Voice quality during calls is crisp and clear both ways, making the Elite 65t excellent for phone conversation. The same clear sound quality is also delivered when watching movies or listening to podcasts.
On the other hand, the Elite 65t is found wanting when listening to music. I tested the highs with Queen’s Bohemian Rhapsody, and lows with Believer by Imagine Dragons. The bass quality is disappointing, while songs with lots of treble sound jarring to the ears. Listening to music without any equalizer settings is not enjoyable, and overall, the sound lacks depth.
Employing the equalizer is a must, but if you’re like me, and don’t exactly know what each bar on the equalizer does (really, who does), then the process of finding a combination that pleases your ears is a finicky one. At best, after using the equalizer, music with the Elite 65t is merely acceptable, and lacks any oomph or dynamism.
That said, once you press play, you’ll escape into a world of your music as the noise cancellation is impeccable. I couldn’t hear a hint of outside noise while on the train, and voices of people chatting around you are completely cancelled out. Music is paused when you take one side out, and resumes when you wear it again.
If you’re using the Elite 65t with a smartphone, I would highly recommend downloading the Jabra Sound+ companion app. It has multiple additional functions, including an equalizer to personalise your music, modifications for calls (enhance treble/bass, toggle how much of your own voice you want to hear), as well as HearThrough customisation.
HearThrough allows for a hybrid mix of noise cancellation, letting you adjust the level of ambient noise you want to hear. While the concept is great, it doesn’t sound fantastic, as you mostly just hear quite a bit of a “shhhh” noise, almost like the sound of heavy rain in the background, as the audio is filtered through the earbud’s microphone.
As for buttons, the Elite 65t has one on each earbud, and button functionality is simple and intuitive. On the right earbud, you turn it on/off with a long press, press once to pause/play music, and press twice to switch the noise cancellation feature on and off.
On the left, press the top or bottom half of the button to increase or decrease volume respectively. To skip to the next song, press and hold the top of the button, and do likewise on the lower half of the button to return to the previous song.

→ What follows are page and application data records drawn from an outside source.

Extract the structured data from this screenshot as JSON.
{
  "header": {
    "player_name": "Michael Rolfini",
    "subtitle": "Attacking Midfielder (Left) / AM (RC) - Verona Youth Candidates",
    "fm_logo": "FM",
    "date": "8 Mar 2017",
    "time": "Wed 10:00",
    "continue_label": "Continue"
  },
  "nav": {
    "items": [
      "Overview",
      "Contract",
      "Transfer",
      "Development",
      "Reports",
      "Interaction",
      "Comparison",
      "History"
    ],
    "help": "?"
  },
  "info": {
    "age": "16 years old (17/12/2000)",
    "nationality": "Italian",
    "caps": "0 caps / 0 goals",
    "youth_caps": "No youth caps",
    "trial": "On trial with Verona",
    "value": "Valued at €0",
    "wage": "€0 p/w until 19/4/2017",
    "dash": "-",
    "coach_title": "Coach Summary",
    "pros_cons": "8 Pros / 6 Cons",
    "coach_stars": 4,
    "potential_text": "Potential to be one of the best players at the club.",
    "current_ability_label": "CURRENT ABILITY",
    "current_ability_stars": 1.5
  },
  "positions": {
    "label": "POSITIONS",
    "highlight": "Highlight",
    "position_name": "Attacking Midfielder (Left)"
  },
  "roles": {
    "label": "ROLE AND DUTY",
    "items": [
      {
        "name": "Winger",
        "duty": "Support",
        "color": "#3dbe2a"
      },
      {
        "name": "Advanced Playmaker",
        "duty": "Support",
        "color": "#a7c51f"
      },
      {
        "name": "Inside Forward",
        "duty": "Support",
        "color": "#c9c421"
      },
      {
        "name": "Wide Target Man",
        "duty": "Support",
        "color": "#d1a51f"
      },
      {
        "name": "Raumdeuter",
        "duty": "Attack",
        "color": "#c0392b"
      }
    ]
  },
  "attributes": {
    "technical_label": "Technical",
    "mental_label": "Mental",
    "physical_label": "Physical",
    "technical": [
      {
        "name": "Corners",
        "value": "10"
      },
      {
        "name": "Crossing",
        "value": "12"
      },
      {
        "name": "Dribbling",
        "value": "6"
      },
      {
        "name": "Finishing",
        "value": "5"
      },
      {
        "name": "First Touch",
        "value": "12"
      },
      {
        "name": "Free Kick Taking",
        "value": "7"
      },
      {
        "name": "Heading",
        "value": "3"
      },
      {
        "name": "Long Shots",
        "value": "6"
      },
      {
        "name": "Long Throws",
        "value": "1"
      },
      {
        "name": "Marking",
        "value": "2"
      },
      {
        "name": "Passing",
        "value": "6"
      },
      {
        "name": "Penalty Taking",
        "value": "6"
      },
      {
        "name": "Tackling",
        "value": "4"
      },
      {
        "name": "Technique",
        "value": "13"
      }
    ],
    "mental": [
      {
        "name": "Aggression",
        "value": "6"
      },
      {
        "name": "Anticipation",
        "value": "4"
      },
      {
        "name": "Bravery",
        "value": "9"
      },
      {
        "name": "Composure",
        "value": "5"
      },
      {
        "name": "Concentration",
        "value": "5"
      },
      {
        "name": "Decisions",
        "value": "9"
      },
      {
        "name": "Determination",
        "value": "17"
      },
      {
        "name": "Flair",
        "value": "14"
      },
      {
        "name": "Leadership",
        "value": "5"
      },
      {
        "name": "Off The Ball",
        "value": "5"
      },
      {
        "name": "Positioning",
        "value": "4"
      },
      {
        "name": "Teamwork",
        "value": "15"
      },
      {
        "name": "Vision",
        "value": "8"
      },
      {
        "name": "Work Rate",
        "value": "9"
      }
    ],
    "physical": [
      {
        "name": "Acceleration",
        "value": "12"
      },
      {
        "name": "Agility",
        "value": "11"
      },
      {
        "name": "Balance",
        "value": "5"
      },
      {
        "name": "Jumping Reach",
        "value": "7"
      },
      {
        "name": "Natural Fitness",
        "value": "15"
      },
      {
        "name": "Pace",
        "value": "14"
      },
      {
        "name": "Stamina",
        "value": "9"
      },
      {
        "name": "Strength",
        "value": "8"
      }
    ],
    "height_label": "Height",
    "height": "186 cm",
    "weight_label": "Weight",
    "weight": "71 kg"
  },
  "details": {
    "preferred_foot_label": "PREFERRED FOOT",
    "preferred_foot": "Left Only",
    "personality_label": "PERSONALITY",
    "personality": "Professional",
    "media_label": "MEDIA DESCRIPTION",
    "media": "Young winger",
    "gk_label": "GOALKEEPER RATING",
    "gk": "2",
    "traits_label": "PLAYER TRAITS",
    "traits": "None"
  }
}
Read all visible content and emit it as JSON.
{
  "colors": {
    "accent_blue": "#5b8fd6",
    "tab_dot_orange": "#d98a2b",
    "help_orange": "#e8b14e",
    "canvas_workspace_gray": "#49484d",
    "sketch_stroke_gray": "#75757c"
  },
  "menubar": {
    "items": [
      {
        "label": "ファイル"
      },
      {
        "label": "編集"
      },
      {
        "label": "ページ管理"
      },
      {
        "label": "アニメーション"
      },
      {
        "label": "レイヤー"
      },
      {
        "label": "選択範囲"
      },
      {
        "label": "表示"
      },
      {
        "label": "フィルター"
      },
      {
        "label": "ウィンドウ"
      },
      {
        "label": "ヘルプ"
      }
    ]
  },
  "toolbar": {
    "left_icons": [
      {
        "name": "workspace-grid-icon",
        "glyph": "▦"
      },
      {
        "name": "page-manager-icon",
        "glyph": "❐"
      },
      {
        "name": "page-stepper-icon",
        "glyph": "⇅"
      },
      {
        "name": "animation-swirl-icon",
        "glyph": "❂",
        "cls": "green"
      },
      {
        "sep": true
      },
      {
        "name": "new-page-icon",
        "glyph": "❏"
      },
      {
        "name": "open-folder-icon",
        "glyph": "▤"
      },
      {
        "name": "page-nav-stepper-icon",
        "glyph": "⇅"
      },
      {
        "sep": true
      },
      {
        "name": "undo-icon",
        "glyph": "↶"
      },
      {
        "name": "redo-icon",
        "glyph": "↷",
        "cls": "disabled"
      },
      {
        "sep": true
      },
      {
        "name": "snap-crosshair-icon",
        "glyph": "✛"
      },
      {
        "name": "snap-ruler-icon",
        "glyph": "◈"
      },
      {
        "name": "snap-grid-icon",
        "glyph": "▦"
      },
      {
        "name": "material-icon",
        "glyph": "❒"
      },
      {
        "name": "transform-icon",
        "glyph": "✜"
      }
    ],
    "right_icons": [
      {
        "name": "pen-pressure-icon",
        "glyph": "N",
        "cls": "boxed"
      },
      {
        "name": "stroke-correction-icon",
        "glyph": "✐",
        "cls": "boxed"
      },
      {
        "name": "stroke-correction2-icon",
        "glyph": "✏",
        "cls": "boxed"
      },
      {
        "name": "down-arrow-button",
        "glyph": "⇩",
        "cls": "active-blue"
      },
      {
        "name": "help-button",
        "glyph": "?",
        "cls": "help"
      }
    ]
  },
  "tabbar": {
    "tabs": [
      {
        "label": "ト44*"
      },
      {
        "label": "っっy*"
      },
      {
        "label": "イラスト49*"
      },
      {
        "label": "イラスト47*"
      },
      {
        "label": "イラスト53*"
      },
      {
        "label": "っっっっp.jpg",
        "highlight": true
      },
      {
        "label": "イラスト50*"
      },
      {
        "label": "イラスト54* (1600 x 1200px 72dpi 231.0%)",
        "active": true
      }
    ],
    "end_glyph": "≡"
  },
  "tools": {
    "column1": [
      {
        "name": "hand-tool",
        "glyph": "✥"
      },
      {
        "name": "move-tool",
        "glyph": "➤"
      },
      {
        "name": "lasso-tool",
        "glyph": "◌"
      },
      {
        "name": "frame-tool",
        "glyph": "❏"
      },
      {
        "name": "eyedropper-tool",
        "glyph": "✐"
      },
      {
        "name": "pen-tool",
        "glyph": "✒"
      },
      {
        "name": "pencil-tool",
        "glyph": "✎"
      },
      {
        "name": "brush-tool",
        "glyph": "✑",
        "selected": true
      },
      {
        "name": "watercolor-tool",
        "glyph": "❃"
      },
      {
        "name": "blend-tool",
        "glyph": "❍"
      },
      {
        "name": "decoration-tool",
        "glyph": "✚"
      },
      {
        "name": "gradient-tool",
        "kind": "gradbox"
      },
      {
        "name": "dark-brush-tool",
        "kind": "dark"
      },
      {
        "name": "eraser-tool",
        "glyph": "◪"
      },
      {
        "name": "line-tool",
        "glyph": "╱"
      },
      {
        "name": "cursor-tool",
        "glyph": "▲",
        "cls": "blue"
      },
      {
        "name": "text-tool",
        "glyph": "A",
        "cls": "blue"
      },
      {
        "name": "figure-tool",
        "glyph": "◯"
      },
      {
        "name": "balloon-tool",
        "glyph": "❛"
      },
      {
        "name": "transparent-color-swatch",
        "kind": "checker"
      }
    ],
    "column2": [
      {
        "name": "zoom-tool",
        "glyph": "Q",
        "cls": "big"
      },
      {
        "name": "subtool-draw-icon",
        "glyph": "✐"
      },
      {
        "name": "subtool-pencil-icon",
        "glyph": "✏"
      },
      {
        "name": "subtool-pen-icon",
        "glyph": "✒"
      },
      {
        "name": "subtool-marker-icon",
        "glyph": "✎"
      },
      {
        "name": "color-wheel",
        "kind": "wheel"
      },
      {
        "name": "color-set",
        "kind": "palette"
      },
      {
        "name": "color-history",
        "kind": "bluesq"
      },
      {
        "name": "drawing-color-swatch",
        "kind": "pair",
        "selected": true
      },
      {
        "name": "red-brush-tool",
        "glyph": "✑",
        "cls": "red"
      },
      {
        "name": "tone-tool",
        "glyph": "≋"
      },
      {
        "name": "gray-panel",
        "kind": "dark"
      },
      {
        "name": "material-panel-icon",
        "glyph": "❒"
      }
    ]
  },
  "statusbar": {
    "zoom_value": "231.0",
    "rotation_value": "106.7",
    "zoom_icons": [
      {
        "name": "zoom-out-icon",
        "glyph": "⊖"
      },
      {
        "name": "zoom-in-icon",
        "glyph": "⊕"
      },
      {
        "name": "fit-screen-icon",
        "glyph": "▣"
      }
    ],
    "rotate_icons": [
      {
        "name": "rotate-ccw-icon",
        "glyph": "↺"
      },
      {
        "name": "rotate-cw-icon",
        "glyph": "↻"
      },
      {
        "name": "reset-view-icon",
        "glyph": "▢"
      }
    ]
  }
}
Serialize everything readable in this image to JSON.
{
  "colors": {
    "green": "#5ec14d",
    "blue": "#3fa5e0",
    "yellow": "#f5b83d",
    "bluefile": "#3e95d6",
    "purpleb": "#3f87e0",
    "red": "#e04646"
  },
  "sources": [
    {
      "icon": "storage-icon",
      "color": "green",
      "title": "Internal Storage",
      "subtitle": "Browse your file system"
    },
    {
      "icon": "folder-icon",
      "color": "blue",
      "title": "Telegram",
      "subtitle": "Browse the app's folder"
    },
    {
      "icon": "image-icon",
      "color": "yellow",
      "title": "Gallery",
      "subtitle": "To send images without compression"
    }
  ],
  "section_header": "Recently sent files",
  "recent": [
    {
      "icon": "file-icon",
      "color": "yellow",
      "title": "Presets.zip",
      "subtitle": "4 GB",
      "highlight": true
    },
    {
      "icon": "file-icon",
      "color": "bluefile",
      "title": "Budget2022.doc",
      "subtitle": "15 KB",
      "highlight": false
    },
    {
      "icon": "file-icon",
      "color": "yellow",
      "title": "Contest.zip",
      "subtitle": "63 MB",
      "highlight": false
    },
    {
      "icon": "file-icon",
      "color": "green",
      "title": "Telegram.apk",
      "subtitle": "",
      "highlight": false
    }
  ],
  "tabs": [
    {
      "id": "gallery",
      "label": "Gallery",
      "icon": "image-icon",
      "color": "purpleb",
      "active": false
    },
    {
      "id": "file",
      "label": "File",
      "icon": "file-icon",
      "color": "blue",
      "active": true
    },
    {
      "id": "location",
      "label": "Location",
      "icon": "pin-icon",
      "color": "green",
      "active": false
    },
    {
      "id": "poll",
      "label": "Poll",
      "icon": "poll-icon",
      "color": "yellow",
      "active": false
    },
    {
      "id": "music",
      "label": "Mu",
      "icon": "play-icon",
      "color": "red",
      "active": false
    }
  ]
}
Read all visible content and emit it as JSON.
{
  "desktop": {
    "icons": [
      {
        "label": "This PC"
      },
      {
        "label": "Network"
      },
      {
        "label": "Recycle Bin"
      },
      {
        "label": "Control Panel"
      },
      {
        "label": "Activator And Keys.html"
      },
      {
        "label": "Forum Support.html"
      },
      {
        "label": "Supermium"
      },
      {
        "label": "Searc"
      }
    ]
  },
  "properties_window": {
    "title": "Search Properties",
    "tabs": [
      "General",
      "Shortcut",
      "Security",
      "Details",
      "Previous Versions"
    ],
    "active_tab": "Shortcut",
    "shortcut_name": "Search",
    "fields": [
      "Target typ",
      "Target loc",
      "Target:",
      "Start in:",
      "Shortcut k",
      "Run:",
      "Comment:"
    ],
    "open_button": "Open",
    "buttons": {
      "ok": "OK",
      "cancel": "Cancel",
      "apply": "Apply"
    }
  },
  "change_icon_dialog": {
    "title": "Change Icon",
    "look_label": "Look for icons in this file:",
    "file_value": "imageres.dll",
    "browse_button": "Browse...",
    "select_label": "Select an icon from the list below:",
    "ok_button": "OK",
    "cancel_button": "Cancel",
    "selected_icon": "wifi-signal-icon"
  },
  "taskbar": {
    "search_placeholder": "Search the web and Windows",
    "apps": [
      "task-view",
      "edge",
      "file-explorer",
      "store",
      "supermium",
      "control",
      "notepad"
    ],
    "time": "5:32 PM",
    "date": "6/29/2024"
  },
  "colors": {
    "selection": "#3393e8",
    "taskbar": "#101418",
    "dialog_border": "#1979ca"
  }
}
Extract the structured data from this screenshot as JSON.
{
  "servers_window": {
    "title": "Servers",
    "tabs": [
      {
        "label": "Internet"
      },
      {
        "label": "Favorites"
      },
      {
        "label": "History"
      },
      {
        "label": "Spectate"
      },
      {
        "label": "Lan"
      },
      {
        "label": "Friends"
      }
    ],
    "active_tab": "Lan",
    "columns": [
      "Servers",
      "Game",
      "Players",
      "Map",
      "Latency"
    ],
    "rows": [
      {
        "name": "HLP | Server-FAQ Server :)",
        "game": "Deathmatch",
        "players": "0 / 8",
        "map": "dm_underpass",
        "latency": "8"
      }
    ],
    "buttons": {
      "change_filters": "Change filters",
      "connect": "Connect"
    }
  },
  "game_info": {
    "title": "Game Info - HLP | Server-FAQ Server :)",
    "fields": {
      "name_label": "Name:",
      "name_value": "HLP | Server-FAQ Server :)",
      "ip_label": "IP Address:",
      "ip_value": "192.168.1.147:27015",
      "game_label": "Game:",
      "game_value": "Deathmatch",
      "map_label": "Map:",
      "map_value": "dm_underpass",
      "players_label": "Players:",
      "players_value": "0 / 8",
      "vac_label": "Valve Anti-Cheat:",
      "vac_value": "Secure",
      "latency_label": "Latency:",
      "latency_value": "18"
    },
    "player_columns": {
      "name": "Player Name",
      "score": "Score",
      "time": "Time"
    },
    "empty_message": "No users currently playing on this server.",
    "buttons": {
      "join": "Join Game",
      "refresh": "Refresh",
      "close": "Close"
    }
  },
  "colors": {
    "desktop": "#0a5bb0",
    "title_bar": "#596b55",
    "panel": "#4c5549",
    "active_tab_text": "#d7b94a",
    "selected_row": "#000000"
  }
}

The Jabra Elite 65t ticks many boxes in terms of its design, comfort, and functionalities. At S$268, the Elite 65t is priced at the mid to high end of true wireless earbuds, just a tad higher than the S$238 Apple Airpods. It is available for purchase on Jabra’s online store or at most electronic retailers such as Harvey Norman.
The biggest drawback would be its so-so sound quality for music, although that can be somewhat remedied with a music equalizer. Good enough for your daily commute, but audiophiles might want to think twice picking this up.
GEEK REVIEW SCORE
Lacking in terms of dynamic music quality, but otherwise the Jabra Elite 65t is a comfortable pair of wireless earbuds with top-notch noise cancellation, good enough for everyday use.